"With more budget cuts looming, we are still very concerned about the future," says Wu.

Fremont Unified School District:


Class Size: 28 in Kindergarten to 3rd grades, 30 in 4th and 5th grades. In high schools, classes were staffed at 27.5 to 1, but some core academic classes (English, Math, Social Science and Science) were as high as 36 to 1.

Teacher Layoffs: None. However, 202 temporary teachers were laid off.

School Year: 180 Days, restored from 177 days in 2010-2011.

(Data provided by EdSource's survey in October, 2011)

Read more on budget impacts on local schools through New America Media's "A Day in the Life of a Classroom" project, a journalistic collaboration between NAM and six ethnic media outlets to document the toll of budget cuts on local schools.

Read more on California budget on K-12 Schools here. Translations available.

 

Comments

 
Anonymous

Posted Dec 17 2011

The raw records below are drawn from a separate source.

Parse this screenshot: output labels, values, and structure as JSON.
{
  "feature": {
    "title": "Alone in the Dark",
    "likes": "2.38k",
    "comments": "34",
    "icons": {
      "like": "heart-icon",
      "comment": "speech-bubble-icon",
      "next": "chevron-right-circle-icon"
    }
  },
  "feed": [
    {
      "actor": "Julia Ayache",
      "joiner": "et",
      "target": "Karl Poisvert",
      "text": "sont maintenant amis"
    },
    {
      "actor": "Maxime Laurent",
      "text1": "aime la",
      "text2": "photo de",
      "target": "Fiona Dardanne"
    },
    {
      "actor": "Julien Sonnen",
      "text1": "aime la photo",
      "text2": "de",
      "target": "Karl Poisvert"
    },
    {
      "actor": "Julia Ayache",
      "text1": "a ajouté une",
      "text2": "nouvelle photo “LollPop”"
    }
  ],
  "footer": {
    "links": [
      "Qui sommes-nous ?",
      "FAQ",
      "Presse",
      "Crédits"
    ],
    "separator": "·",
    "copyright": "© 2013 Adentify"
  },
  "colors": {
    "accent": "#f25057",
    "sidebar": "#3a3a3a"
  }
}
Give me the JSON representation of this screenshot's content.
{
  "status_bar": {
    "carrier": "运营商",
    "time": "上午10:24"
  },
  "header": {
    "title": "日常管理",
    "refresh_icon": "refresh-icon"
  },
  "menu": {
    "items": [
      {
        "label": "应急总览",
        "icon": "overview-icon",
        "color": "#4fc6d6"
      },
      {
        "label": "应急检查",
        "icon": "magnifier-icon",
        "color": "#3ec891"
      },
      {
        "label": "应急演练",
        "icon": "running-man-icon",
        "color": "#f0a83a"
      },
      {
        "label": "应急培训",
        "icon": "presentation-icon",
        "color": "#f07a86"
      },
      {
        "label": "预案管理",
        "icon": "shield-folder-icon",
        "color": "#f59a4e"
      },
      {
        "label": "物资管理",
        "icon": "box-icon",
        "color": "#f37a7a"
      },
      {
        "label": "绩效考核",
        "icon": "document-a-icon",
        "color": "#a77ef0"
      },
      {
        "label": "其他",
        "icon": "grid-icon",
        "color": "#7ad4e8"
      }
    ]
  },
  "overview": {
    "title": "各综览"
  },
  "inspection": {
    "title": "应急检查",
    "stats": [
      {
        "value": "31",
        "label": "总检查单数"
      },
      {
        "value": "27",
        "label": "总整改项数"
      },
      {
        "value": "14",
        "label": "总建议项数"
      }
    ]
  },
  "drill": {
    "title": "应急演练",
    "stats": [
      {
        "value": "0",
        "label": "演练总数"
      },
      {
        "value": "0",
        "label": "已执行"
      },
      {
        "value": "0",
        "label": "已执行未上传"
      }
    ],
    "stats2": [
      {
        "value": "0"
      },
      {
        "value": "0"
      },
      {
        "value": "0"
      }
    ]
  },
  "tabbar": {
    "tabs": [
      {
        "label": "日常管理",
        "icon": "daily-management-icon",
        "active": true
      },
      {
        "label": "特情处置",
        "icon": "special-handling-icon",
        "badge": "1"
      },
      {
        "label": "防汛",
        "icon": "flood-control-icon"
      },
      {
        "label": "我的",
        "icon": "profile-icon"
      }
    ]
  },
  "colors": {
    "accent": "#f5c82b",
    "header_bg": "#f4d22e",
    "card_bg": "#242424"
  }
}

My Catholic school photo shows me with 44 students in one classroom and one nun to teach us. Why is it so difficult for the so called professional teachers to handle that size when non professional nuns did it remarkably well with the test scores to prove it.

Anonymous

Posted Dec 17 2011

Anonymous is comparing two systems with such divergent realities...parochial school and public school. And, I also believe calling nuns 'non-professional' is truly disregarding the capabilities of nuns who teach in parochial schools...

Anonymous

Posted Dec 17 2011

Anonymous is comparing two systems with such divergent realities...parochial school and public school. And, I also believe calling nuns 'non-professional' is truly disregarding the capabilities of nuns who teach in parochial schools...

Anonymous

Posted Dec 21 2011

Not to mention, there were no state standards nor NCLB guidelines to follow (assuming you had already left school in 2002, when it was enacted), so saying there were "test scores to prove it" is an invalid argument. Apples to oranges, Anonymous.

Anonymous

Posted Dec 21 2011

No good :(

Anonymous

Posted Dec 29 2011

Catholic schools can boot out disruptive students, and deny entry to non performers, students with disabilities and emotionally disturbed children. The public schools must accept any and all children~and it is not easy to expell them once they are admitted.

Disclaimer: Comments do not necessarily reflect the views of New America Media. NAM reserves the right to edit or delete comments. Once published, comments are visible to search engines and will remain in their archives. If you do not want your identity connected to comments on this site, please refrain from commenting or use a handle or alias instead of your real name.